■ Problem to work on: Filter the entries that follow, copying every line in which the word "name" appears.

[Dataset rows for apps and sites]
"""

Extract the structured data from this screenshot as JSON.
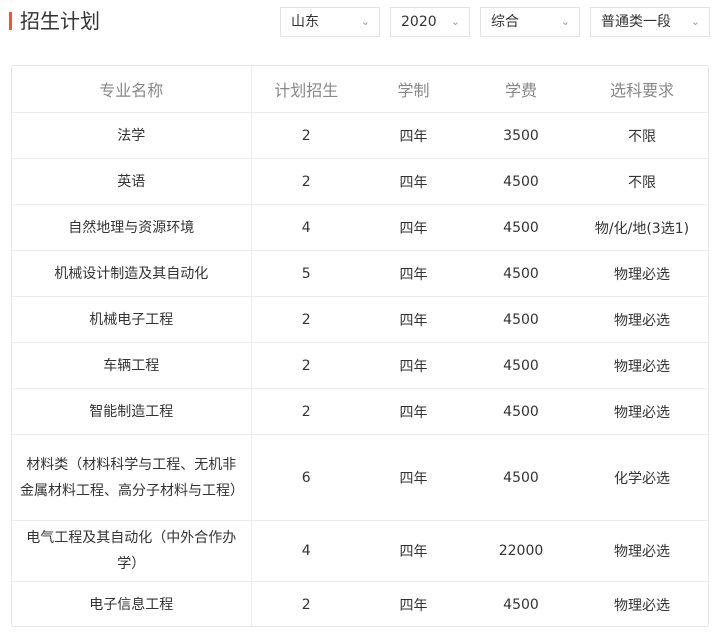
{
  "header": {
    "title": "招生计划",
    "filters": {
      "province": "山东",
      "year": "2020",
      "subject": "综合",
      "batch": "普通类一段"
    }
  },
  "table": {
    "columns": [
      "专业名称",
      "计划招生",
      "学制",
      "学费",
      "选科要求"
    ],
    "rows": [
      {
        "name": "法学",
        "plan": "2",
        "duration": "四年",
        "fee": "3500",
        "req": "不限"
      },
      {
        "name": "英语",
        "plan": "2",
        "duration": "四年",
        "fee": "4500",
        "req": "不限"
      },
      {
        "name": "自然地理与资源环境",
        "plan": "4",
        "duration": "四年",
        "fee": "4500",
        "req": "物/化/地(3选1)"
      },
      {
        "name": "机械设计制造及其自动化",
        "plan": "5",
        "duration": "四年",
        "fee": "4500",
        "req": "物理必选"
      },
      {
        "name": "机械电子工程",
        "plan": "2",
        "duration": "四年",
        "fee": "4500",
        "req": "物理必选"
      },
      {
        "name": "车辆工程",
        "plan": "2",
        "duration": "四年",
        "fee": "4500",
        "req": "物理必选"
      },
      {
        "name": "智能制造工程",
        "plan": "2",
        "duration": "四年",
        "fee": "4500",
        "req": "物理必选"
      },
      {
        "name": "材料类（材料科学与工程、无机非金属材料工程、高分子材料与工程）",
        "plan": "6",
        "duration": "四年",
        "fee": "4500",
        "req": "化学必选"
      },
      {
        "name": "电气工程及其自动化（中外合作办学）",
        "plan": "4",
        "duration": "四年",
        "fee": "22000",
        "req": "物理必选"
      },
      {
        "name": "电子信息工程",
        "plan": "2",
        "duration": "四年",
        "fee": "4500",
        "req": "物理必选"
      }
    ]
  }
}
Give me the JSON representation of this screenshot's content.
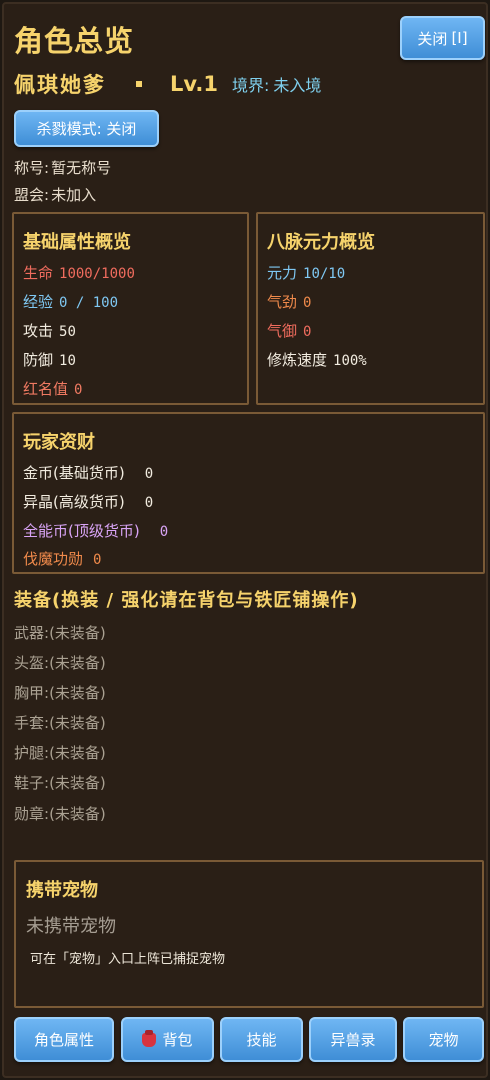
{
  "header": {
    "title": "角色总览",
    "close_label": "关闭",
    "close_hotkey": "[I]"
  },
  "player": {
    "name": "佩琪她爹",
    "separator": "·",
    "level": "Lv.1",
    "realm_label": "境界:",
    "realm_value": "未入境",
    "kill_mode_label": "杀戮模式: 关闭",
    "title_label": "称号:",
    "title_value": "暂无称号",
    "guild_label": "盟会:",
    "guild_value": "未加入"
  },
  "base_stats": {
    "heading": "基础属性概览",
    "items": [
      {
        "label": "生命",
        "value": "1000/1000",
        "color": "#f06c5e"
      },
      {
        "label": "经验",
        "value": "0 / 100",
        "color": "#7fc8f3"
      },
      {
        "label": "攻击",
        "value": "50",
        "color": "#f2ece0"
      },
      {
        "label": "防御",
        "value": "10",
        "color": "#f2ece0"
      },
      {
        "label": "红名值",
        "value": "0",
        "color": "#f07a62"
      }
    ]
  },
  "meridians": {
    "heading": "八脉元力概览",
    "items": [
      {
        "label": "元力",
        "value": "10/10",
        "color": "#7fc8f3"
      },
      {
        "label": "气劲",
        "value": "0",
        "color": "#f08a4b"
      },
      {
        "label": "气御",
        "value": "0",
        "color": "#f06c5e"
      },
      {
        "label": "修炼速度",
        "value": "100%",
        "color": "#f2ece0"
      }
    ]
  },
  "wealth": {
    "heading": "玩家资财",
    "items": [
      {
        "label": "金币(基础货币)",
        "value": "0",
        "color": "#f2ece0"
      },
      {
        "label": "异晶(高级货币)",
        "value": "0",
        "color": "#f2ece0"
      },
      {
        "label": "全能币(顶级货币)",
        "value": "0",
        "color": "#d9a4f6"
      },
      {
        "label": "伐魔功勋",
        "value": "0",
        "color": "#f08a4b"
      }
    ]
  },
  "equipment": {
    "heading": "装备(换装 / 强化请在背包与铁匠铺操作)",
    "slots": [
      {
        "slot": "武器:",
        "value": "(未装备)"
      },
      {
        "slot": "头盔:",
        "value": "(未装备)"
      },
      {
        "slot": "胸甲:",
        "value": "(未装备)"
      },
      {
        "slot": "手套:",
        "value": "(未装备)"
      },
      {
        "slot": "护腿:",
        "value": "(未装备)"
      },
      {
        "slot": "鞋子:",
        "value": "(未装备)"
      },
      {
        "slot": "勋章:",
        "value": "(未装备)"
      }
    ]
  },
  "pet": {
    "heading": "携带宠物",
    "empty_text": "未携带宠物",
    "hint": "可在「宠物」入口上阵已捕捉宠物"
  },
  "nav": {
    "attributes": "角色属性",
    "bag_icon": "backpack-icon",
    "bag": "背包",
    "skills": "技能",
    "bestiary": "异兽录",
    "pets": "宠物"
  }
}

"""

■ Response:
        "name": "法学",
        "name": "英语",
        "name": "自然地理与资源环境",
        "name": "机械设计制造及其自动化",
        "name": "机械电子工程",
        "name": "车辆工程",
        "name": "智能制造工程",
        "name": "材料类（材料科学与工程、无机非金属材料工程、高分子材料与工程）",
        "name": "电气工程及其自动化（中外合作办学）",
        "name": "电子信息工程",
    "name": "佩琪她爹",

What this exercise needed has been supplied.